━━ Available records ━━

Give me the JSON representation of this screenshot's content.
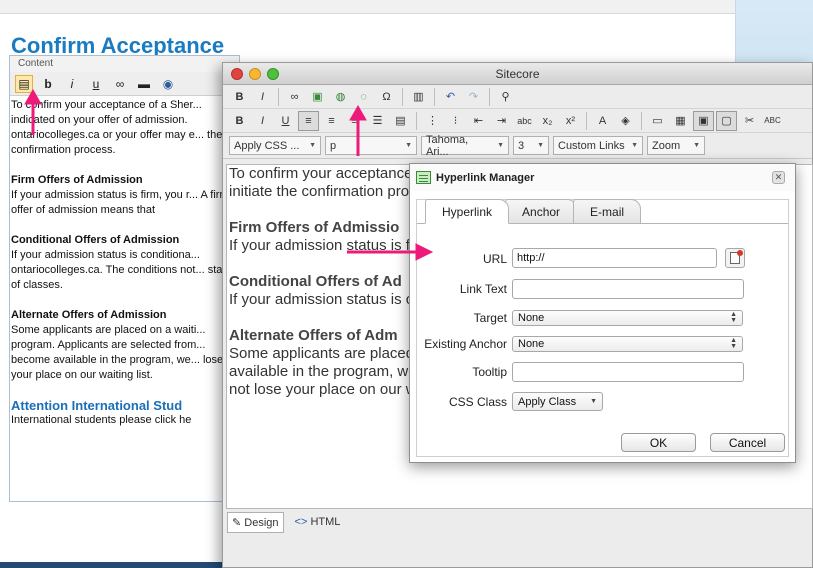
{
  "page": {
    "title": "Confirm Acceptance"
  },
  "left_editor": {
    "header": "Content",
    "toolbar": [
      {
        "name": "document-icon",
        "glyph": "▤"
      },
      {
        "name": "bold-button",
        "glyph": "b"
      },
      {
        "name": "italic-button",
        "glyph": "i"
      },
      {
        "name": "underline-button",
        "glyph": "u"
      },
      {
        "name": "link-icon",
        "glyph": "∞"
      },
      {
        "name": "image-icon",
        "glyph": "▬"
      },
      {
        "name": "compass-icon",
        "glyph": "◉"
      }
    ],
    "paragraphs": {
      "p1": "To confirm your acceptance of a Sher... indicated on your offer of admission. ontariocolleges.ca or your offer may e... the confirmation process.",
      "h_firm": "Firm Offers of Admission",
      "p_firm": "If your admission status is firm, you r... A firm offer of admission means that",
      "h_cond": "Conditional Offers of Admission",
      "p_cond": "If your admission status is conditiona... ontariocolleges.ca. The conditions not... start of classes.",
      "h_alt": "Alternate Offers of Admission",
      "p_alt": "Some applicants are placed on a waiti... program. Applicants are selected from... become available in the program, we... lose your place on our waiting list.",
      "h_intl": "Attention International Stud",
      "p_intl": "International students please click he"
    }
  },
  "sitecore": {
    "title": "Sitecore",
    "selects": {
      "apply_css": "Apply CSS ...",
      "paragraph": "p",
      "font": "Tahoma, Ari...",
      "size": "3",
      "custom_links": "Custom Links",
      "zoom": "Zoom"
    },
    "content": {
      "p1": "To confirm your acceptance date indicated on your offer ontariocolleges.ca or your o initiate the confirmation proc",
      "h_firm": "Firm Offers of Admissio",
      "p_firm": "If your admission status is f ontariocolleges.ca. A firm o",
      "h_cond": "Conditional Offers of Ad",
      "p_cond": "If your admission status is c ontariocolleges.ca. The con the start of classes.",
      "h_alt": "Alternate Offers of Adm",
      "p_alt": "Some applicants are placed alternate program. Applican Should space become available in the program, we will contact you. If you choose to ac admission, you will not lose your place on our waiting list."
    },
    "bottom_tabs": {
      "design": "Design",
      "html": "HTML"
    }
  },
  "dialog": {
    "title": "Hyperlink Manager",
    "tabs": {
      "hyperlink": "Hyperlink",
      "anchor": "Anchor",
      "email": "E-mail"
    },
    "fields": {
      "url_label": "URL",
      "url_value": "http://",
      "linktext_label": "Link Text",
      "linktext_value": "",
      "target_label": "Target",
      "target_value": "None",
      "anchor_label": "Existing Anchor",
      "anchor_value": "None",
      "tooltip_label": "Tooltip",
      "tooltip_value": "",
      "cssclass_label": "CSS Class",
      "cssclass_value": "Apply Class"
    },
    "buttons": {
      "ok": "OK",
      "cancel": "Cancel"
    }
  },
  "annotations": {
    "arrow_color": "#ee1a7a"
  }
}
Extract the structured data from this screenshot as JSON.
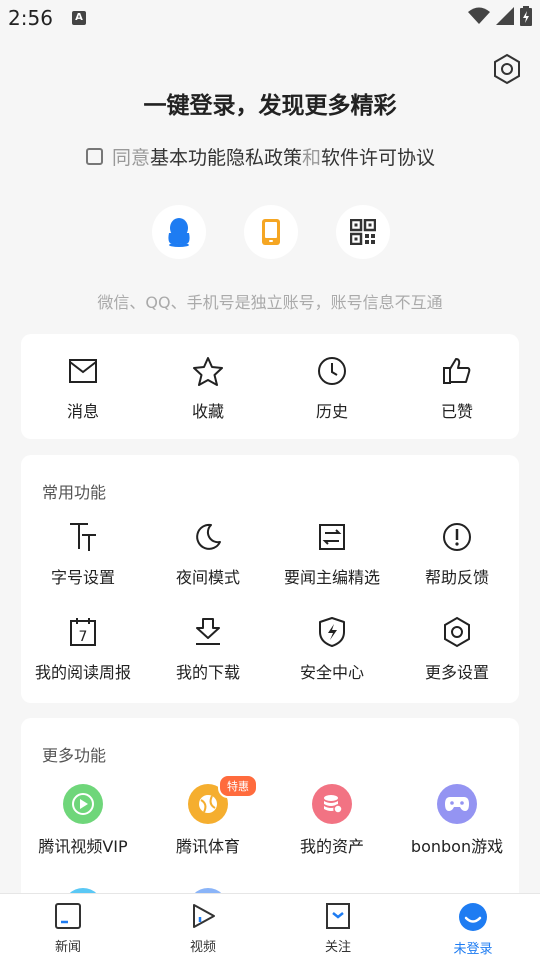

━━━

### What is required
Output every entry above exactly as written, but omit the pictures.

### Your response
Give me the JSON representation of this screenshot's content.
{
  "page": {
    "title": "Confirm Acceptance"
  },
  "left_editor": {
    "header": "Content",
    "toolbar": [
      {
        "name": "document-icon",
        "glyph": "▤"
      },
      {
        "name": "bold-button",
        "glyph": "b"
      },
      {
        "name": "italic-button",
        "glyph": "i"
      },
      {
        "name": "underline-button",
        "glyph": "u"
      },
      {
        "name": "link-icon",
        "glyph": "∞"
      },
      {
        "name": "image-icon",
        "glyph": "▬"
      },
      {
        "name": "compass-icon",
        "glyph": "◉"
      }
    ],
    "paragraphs": {
      "p1": "To confirm your acceptance of a Sher... indicated on your offer of admission. ontariocolleges.ca or your offer may e... the confirmation process.",
      "h_firm": "Firm Offers of Admission",
      "p_firm": "If your admission status is firm, you r... A firm offer of admission means that",
      "h_cond": "Conditional Offers of Admission",
      "p_cond": "If your admission status is conditiona... ontariocolleges.ca. The conditions not... start of classes.",
      "h_alt": "Alternate Offers of Admission",
      "p_alt": "Some applicants are placed on a waiti... program. Applicants are selected from... become available in the program, we... lose your place on our waiting list.",
      "h_intl": "Attention International Stud",
      "p_intl": "International students please click he"
    }
  },
  "sitecore": {
    "title": "Sitecore",
    "selects": {
      "apply_css": "Apply CSS ...",
      "paragraph": "p",
      "font": "Tahoma, Ari...",
      "size": "3",
      "custom_links": "Custom Links",
      "zoom": "Zoom"
    },
    "content": {
      "p1": "To confirm your acceptance date indicated on your offer ontariocolleges.ca or your o initiate the confirmation proc",
      "h_firm": "Firm Offers of Admissio",
      "p_firm": "If your admission status is f ontariocolleges.ca. A firm o",
      "h_cond": "Conditional Offers of Ad",
      "p_cond": "If your admission status is c ontariocolleges.ca. The con the start of classes.",
      "h_alt": "Alternate Offers of Adm",
      "p_alt": "Some applicants are placed alternate program. Applican Should space become available in the program, we will contact you. If you choose to ac admission, you will not lose your place on our waiting list."
    },
    "bottom_tabs": {
      "design": "Design",
      "html": "HTML"
    }
  },
  "dialog": {
    "title": "Hyperlink Manager",
    "tabs": {
      "hyperlink": "Hyperlink",
      "anchor": "Anchor",
      "email": "E-mail"
    },
    "fields": {
      "url_label": "URL",
      "url_value": "http://",
      "linktext_label": "Link Text",
      "linktext_value": "",
      "target_label": "Target",
      "target_value": "None",
      "anchor_label": "Existing Anchor",
      "anchor_value": "None",
      "tooltip_label": "Tooltip",
      "tooltip_value": "",
      "cssclass_label": "CSS Class",
      "cssclass_value": "Apply Class"
    },
    "buttons": {
      "ok": "OK",
      "cancel": "Cancel"
    }
  },
  "annotations": {
    "arrow_color": "#ee1a7a"
  }
}
Extract the structured data from this screenshot as JSON.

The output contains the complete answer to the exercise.